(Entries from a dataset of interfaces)
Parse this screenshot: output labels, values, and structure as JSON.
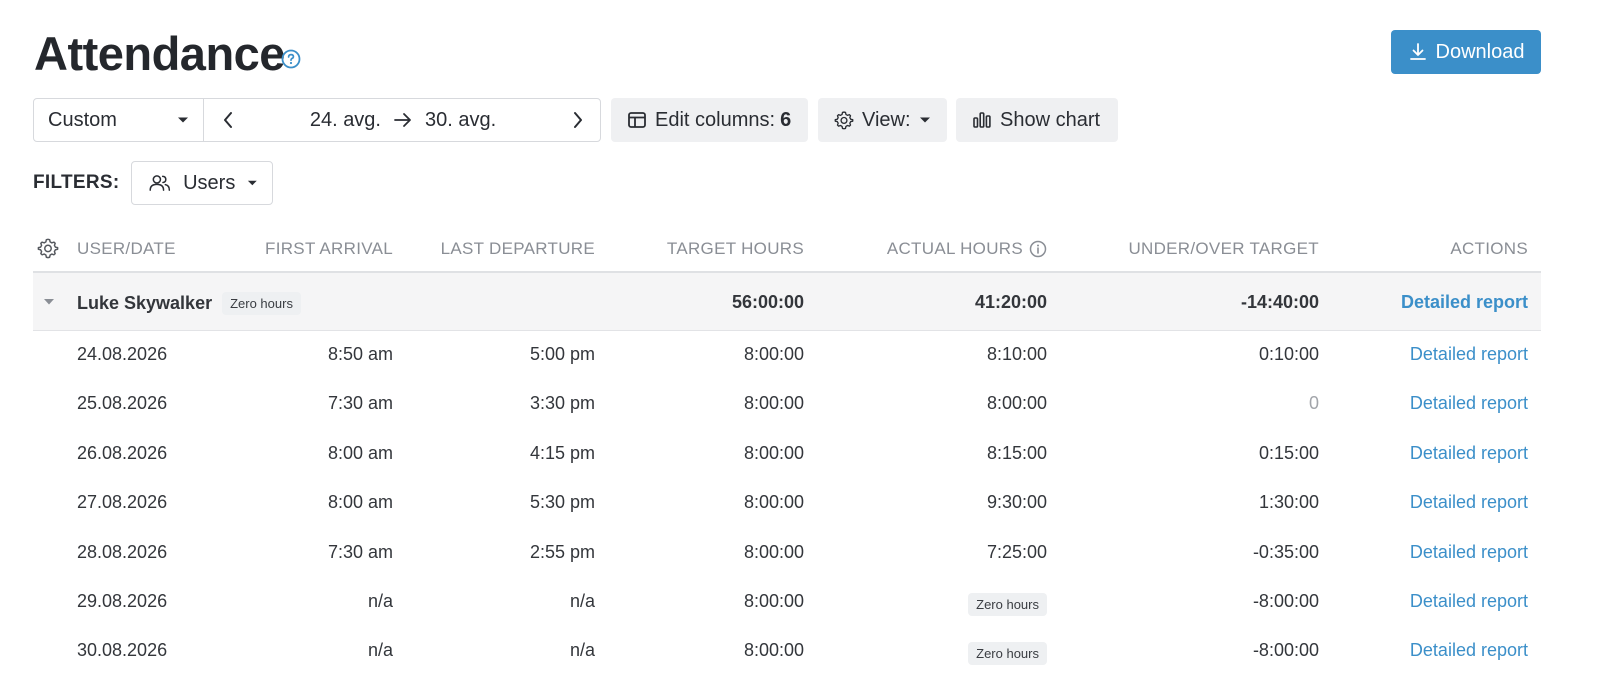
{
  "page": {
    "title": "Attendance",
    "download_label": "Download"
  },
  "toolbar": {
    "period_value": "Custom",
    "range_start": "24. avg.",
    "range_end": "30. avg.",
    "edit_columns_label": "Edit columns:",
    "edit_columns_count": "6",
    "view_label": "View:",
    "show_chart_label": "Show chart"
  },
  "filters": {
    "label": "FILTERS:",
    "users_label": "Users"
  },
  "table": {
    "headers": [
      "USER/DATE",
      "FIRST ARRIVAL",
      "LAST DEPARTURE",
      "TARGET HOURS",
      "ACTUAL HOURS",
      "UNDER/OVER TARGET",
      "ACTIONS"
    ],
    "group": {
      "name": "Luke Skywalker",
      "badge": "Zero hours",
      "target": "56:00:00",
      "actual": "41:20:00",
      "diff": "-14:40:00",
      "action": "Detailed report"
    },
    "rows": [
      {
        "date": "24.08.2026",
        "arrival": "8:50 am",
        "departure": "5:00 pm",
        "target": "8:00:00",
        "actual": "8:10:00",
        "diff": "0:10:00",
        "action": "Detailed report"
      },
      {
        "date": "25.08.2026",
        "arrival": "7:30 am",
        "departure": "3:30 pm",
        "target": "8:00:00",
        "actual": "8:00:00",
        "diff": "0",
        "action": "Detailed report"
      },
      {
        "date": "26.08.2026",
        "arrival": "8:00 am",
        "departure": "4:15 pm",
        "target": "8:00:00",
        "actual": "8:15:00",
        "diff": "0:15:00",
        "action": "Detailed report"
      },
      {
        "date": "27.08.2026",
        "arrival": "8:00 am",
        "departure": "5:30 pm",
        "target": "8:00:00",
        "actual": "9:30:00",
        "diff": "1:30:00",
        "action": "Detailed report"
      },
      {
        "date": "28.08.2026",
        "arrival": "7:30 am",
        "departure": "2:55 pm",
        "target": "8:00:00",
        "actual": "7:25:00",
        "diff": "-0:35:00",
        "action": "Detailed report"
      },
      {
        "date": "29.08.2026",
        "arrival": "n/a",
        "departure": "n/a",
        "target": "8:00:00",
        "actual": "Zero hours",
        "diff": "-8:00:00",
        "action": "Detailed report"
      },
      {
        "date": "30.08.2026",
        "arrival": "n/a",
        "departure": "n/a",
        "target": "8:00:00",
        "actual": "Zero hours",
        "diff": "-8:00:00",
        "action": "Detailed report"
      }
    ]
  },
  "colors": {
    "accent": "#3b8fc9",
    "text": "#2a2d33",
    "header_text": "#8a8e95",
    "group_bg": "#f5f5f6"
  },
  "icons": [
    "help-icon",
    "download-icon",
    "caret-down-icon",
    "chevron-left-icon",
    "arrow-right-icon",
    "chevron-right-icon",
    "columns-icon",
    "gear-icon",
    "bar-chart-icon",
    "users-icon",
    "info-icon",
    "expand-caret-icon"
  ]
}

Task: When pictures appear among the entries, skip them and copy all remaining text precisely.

Answer section:
Parse this screenshot: output labels, values, and structure as JSON.
{
  "page": {
    "title": "Attendance",
    "download_label": "Download"
  },
  "toolbar": {
    "period_value": "Custom",
    "range_start": "24. avg.",
    "range_end": "30. avg.",
    "edit_columns_label": "Edit columns:",
    "edit_columns_count": "6",
    "view_label": "View:",
    "show_chart_label": "Show chart"
  },
  "filters": {
    "label": "FILTERS:",
    "users_label": "Users"
  },
  "table": {
    "headers": [
      "USER/DATE",
      "FIRST ARRIVAL",
      "LAST DEPARTURE",
      "TARGET HOURS",
      "ACTUAL HOURS",
      "UNDER/OVER TARGET",
      "ACTIONS"
    ],
    "group": {
      "name": "Luke Skywalker",
      "badge": "Zero hours",
      "target": "56:00:00",
      "actual": "41:20:00",
      "diff": "-14:40:00",
      "action": "Detailed report"
    },
    "rows": [
      {
        "date": "24.08.2026",
        "arrival": "8:50 am",
        "departure": "5:00 pm",
        "target": "8:00:00",
        "actual": "8:10:00",
        "diff": "0:10:00",
        "action": "Detailed report"
      },
      {
        "date": "25.08.2026",
        "arrival": "7:30 am",
        "departure": "3:30 pm",
        "target": "8:00:00",
        "actual": "8:00:00",
        "diff": "0",
        "action": "Detailed report"
      },
      {
        "date": "26.08.2026",
        "arrival": "8:00 am",
        "departure": "4:15 pm",
        "target": "8:00:00",
        "actual": "8:15:00",
        "diff": "0:15:00",
        "action": "Detailed report"
      },
      {
        "date": "27.08.2026",
        "arrival": "8:00 am",
        "departure": "5:30 pm",
        "target": "8:00:00",
        "actual": "9:30:00",
        "diff": "1:30:00",
        "action": "Detailed report"
      },
      {
        "date": "28.08.2026",
        "arrival": "7:30 am",
        "departure": "2:55 pm",
        "target": "8:00:00",
        "actual": "7:25:00",
        "diff": "-0:35:00",
        "action": "Detailed report"
      },
      {
        "date": "29.08.2026",
        "arrival": "n/a",
        "departure": "n/a",
        "target": "8:00:00",
        "actual": "Zero hours",
        "diff": "-8:00:00",
        "action": "Detailed report"
      },
      {
        "date": "30.08.2026",
        "arrival": "n/a",
        "departure": "n/a",
        "target": "8:00:00",
        "actual": "Zero hours",
        "diff": "-8:00:00",
        "action": "Detailed report"
      }
    ]
  },
  "colors": {
    "accent": "#3b8fc9",
    "text": "#2a2d33",
    "header_text": "#8a8e95",
    "group_bg": "#f5f5f6"
  },
  "icons": [
    "help-icon",
    "download-icon",
    "caret-down-icon",
    "chevron-left-icon",
    "arrow-right-icon",
    "chevron-right-icon",
    "columns-icon",
    "gear-icon",
    "bar-chart-icon",
    "users-icon",
    "info-icon",
    "expand-caret-icon"
  ]
}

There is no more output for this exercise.